Purer coal with better productivity Purer coal with better productivity Purer coal with better productivity Purer coal with better productivity Purer coal with better productivity


Angie Tomlinson

The technology developed at the University of Illinois at Urbana-Champaign reduces carryover impurities in froth, improving the cleaning properties of flotation devices and offering the potential for higher throughput in both new and existing cleaning plants.

During coal processing the product improves the separation of fine coal particles from impurities, resulting in a purer product, the University said.

It greatly increases a froth flotation system’s productivity and efficiency, reducing the resources, including the operating/maintenance costs, required to purify a given quantity of coal.

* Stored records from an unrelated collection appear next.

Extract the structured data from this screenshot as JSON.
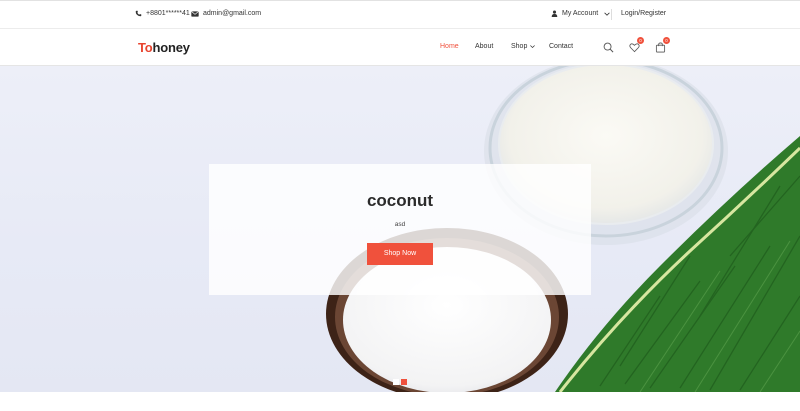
{
  "topbar": {
    "phone": "+8801******41",
    "email": "admin@gmail.com",
    "account_label": "My Account",
    "login_label": "Login/Register"
  },
  "header": {
    "logo_part1": "To",
    "logo_part2": "honey",
    "nav": [
      {
        "label": "Home",
        "active": true
      },
      {
        "label": "About",
        "active": false
      },
      {
        "label": "Shop",
        "active": false
      },
      {
        "label": "Contact",
        "active": false
      }
    ],
    "wishlist_count": "0",
    "cart_count": "0"
  },
  "hero": {
    "title": "coconut",
    "subtitle": "asd",
    "button_label": "Shop Now",
    "slides_total": 2,
    "slide_active": 2
  },
  "colors": {
    "accent": "#f0513c",
    "logo_red": "#e8442f",
    "hero_bg": "#e9ecf7"
  }
}
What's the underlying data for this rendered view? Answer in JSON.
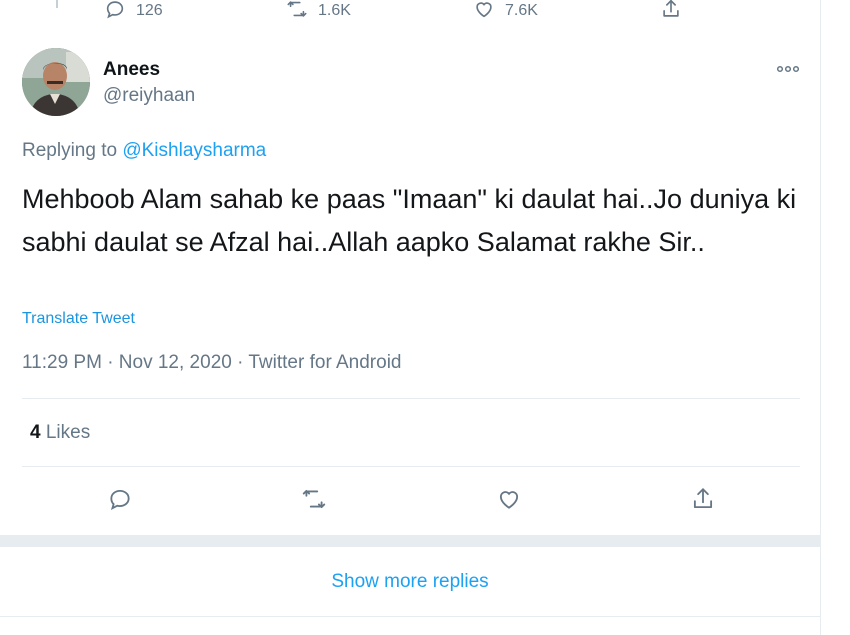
{
  "previous_tweet": {
    "actions": [
      {
        "icon": "reply-icon",
        "count": "126"
      },
      {
        "icon": "retweet-icon",
        "count": "1.6K"
      },
      {
        "icon": "like-icon",
        "count": "7.6K"
      },
      {
        "icon": "share-icon",
        "count": ""
      }
    ]
  },
  "tweet": {
    "user": {
      "name": "Anees",
      "handle": "@reiyhaan"
    },
    "replying_prefix": "Replying to",
    "replying_to": "@Kishlaysharma",
    "text": "Mehboob Alam sahab ke paas \"Imaan\" ki daulat hai..Jo duniya ki sabhi daulat se Afzal hai..Allah aapko Salamat rakhe Sir..",
    "translate_label": "Translate Tweet",
    "meta": "11:29 PM · Nov 12, 2020 · Twitter for Android",
    "likes_count": "4",
    "likes_label": "Likes"
  },
  "show_more_label": "Show more replies",
  "colors": {
    "accent": "#1da1f2",
    "link": "#1b95e0",
    "secondary_text": "#657786",
    "divider": "#e6ecf0"
  }
}
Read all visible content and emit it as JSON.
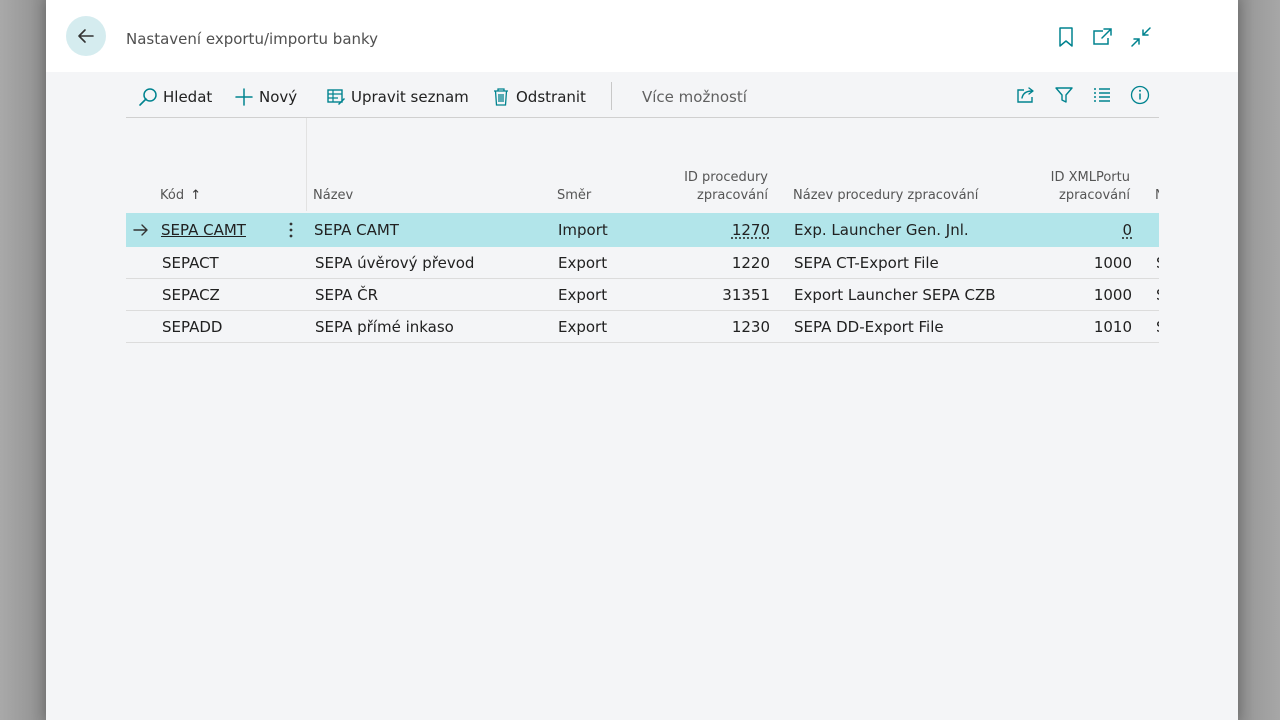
{
  "page": {
    "title": "Nastavení exportu/importu banky"
  },
  "header_icons": [
    {
      "name": "bookmark-icon"
    },
    {
      "name": "open-in-new-window-icon"
    },
    {
      "name": "collapse-icon"
    }
  ],
  "toolbar": {
    "search_label": "Hledat",
    "new_label": "Nový",
    "edit_list_label": "Upravit seznam",
    "delete_label": "Odstranit",
    "more_label": "Více možností"
  },
  "table": {
    "columns": {
      "code": "Kód",
      "code_sort": "↑",
      "name": "Název",
      "direction": "Směr",
      "proc_id_line1": "ID procedury",
      "proc_id_line2": "zpracování",
      "proc_name": "Název procedury zpracování",
      "xml_id_line1": "ID XMLPortu",
      "xml_id_line2": "zpracování",
      "next_col": "N"
    },
    "rows": [
      {
        "code": "SEPA CAMT",
        "name": "SEPA CAMT",
        "direction": "Import",
        "proc_id": "1270",
        "proc_name": "Exp. Launcher Gen. Jnl.",
        "xml_id": "0",
        "next": "S"
      },
      {
        "code": "SEPACT",
        "name": "SEPA úvěrový převod",
        "direction": "Export",
        "proc_id": "1220",
        "proc_name": "SEPA CT-Export File",
        "xml_id": "1000",
        "next": "S"
      },
      {
        "code": "SEPACZ",
        "name": "SEPA ČR",
        "direction": "Export",
        "proc_id": "31351",
        "proc_name": "Export Launcher SEPA CZB",
        "xml_id": "1000",
        "next": "S"
      },
      {
        "code": "SEPADD",
        "name": "SEPA přímé inkaso",
        "direction": "Export",
        "proc_id": "1230",
        "proc_name": "SEPA DD-Export File",
        "xml_id": "1010",
        "next": "S"
      }
    ]
  },
  "colors": {
    "accent": "#00838f",
    "selected_row": "#b2e5ea",
    "back_button_bg": "#d5ecef"
  }
}
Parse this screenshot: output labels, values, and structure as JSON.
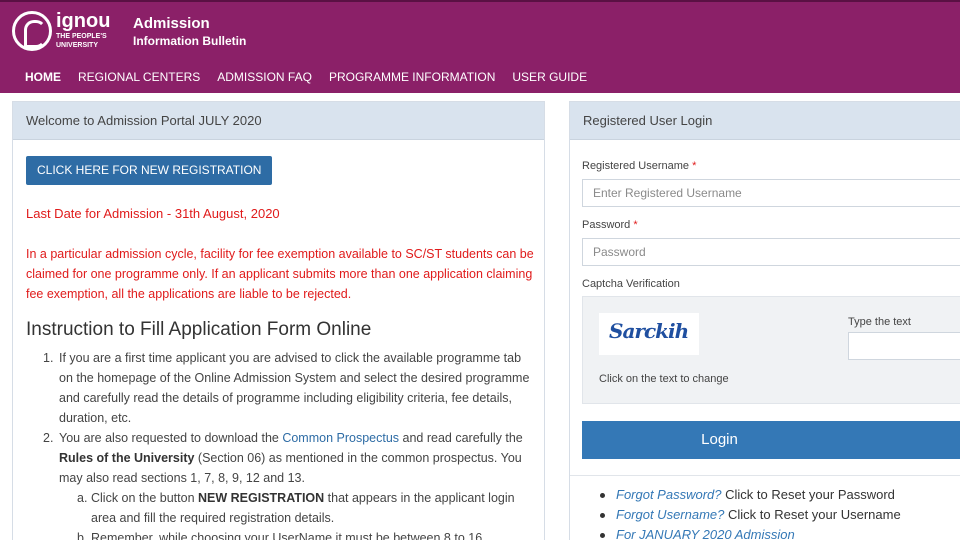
{
  "header": {
    "logo_word": "ignou",
    "logo_sub": "THE PEOPLE'S UNIVERSITY",
    "title_line1": "Admission",
    "title_line2": "Information Bulletin",
    "brand_color": "#8b2068"
  },
  "nav": {
    "items": [
      {
        "label": "HOME"
      },
      {
        "label": "REGIONAL CENTERS"
      },
      {
        "label": "ADMISSION FAQ"
      },
      {
        "label": "PROGRAMME INFORMATION"
      },
      {
        "label": "USER GUIDE"
      }
    ]
  },
  "welcome": {
    "heading": "Welcome to Admission Portal JULY 2020",
    "register_button": "CLICK HERE FOR NEW REGISTRATION",
    "last_date": "Last Date for Admission - 31th August, 2020",
    "warning": "In a particular admission cycle, facility for fee exemption available to SC/ST students can be claimed for one programme only. If an applicant submits more than one application claiming fee exemption, all the applications are liable to be rejected.",
    "instructions_title": "Instruction to Fill Application Form Online",
    "item1_num": "1.",
    "item1_text": "If you are a first time applicant you are advised to click the available programme tab on the homepage of the Online Admission System and select the desired programme and carefully read the details of programme including eligibility criteria, fee details, duration, etc.",
    "item2_num": "2.",
    "item2_pre": "You are also requested to download the ",
    "item2_link": "Common Prospectus",
    "item2_mid": " and read carefully the ",
    "item2_bold": "Rules of the University",
    "item2_post": " (Section 06) as mentioned in the common prospectus. You may also read sections 1, 7, 8, 9, 12 and 13.",
    "sub_a_num": "a.",
    "sub_a_pre": "Click on the button ",
    "sub_a_bold": "NEW REGISTRATION",
    "sub_a_post": " that appears in the applicant login area and fill the required registration details.",
    "sub_b_num": "b.",
    "sub_b_text": "Remember, while choosing your UserName it must be between 8 to 16"
  },
  "login": {
    "heading": "Registered User Login",
    "username_label": "Registered Username",
    "username_placeholder": "Enter Registered Username",
    "password_label": "Password",
    "password_placeholder": "Password",
    "required_mark": "*",
    "captcha_label": "Captcha Verification",
    "captcha_text": "Sarckih",
    "captcha_hint": "Click on the text to change",
    "type_text_label": "Type the text",
    "login_button": "Login",
    "accent_color": "#3478b6"
  },
  "help_links": [
    {
      "link": "Forgot Password?",
      "text": " Click to Reset your Password"
    },
    {
      "link": "Forgot Username?",
      "text": " Click to Reset your Username"
    },
    {
      "link": "For JANUARY 2020 Admission",
      "text": ""
    }
  ]
}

The froth washer attachment can be used in any processing/extracting application where froth flotation can be used, requiring only minor changes in surfactants, frothers and flow characteristics.

University scientist Latif Khan said by eliminating the need for repeated step-wise cleaning a processing facility can greatly improve its productivity, reduce its costs, and produce a purer product with fewer flotation cells and/or processing runs.

Khan estimated mineral processors could save one-third to one-half on capital equipment and operating costs. Overall processing efficiency would also increase.

The technology can be installed as a simple and inexpensive add-on to existing flotation devices or integrated into the design of new flotation devices.

Laboratory testing has shown that under optimum conditions a flotation device equipped with this attachment surpassed the best performance of any flotation device, as predicted by the advanced flotation release analysis (AFRA) standards. Products processed by the University’s technology had 60 percent less ash content, 33 percent less sulfur content, and twice the combustible recovery than AFRA standards predicted.

Companies can license this froth washer technology, which is wholly owned by the University of Illinois, for use in coal processing or other processes that require separating fine materials or other particles.

The technology will soon begin a full-scale demonstration at a coal cleaning plant in Illinois. Five existing subaeration cells will be fitted with the device and compared with the performance of the conventional flotation circuit at the plant.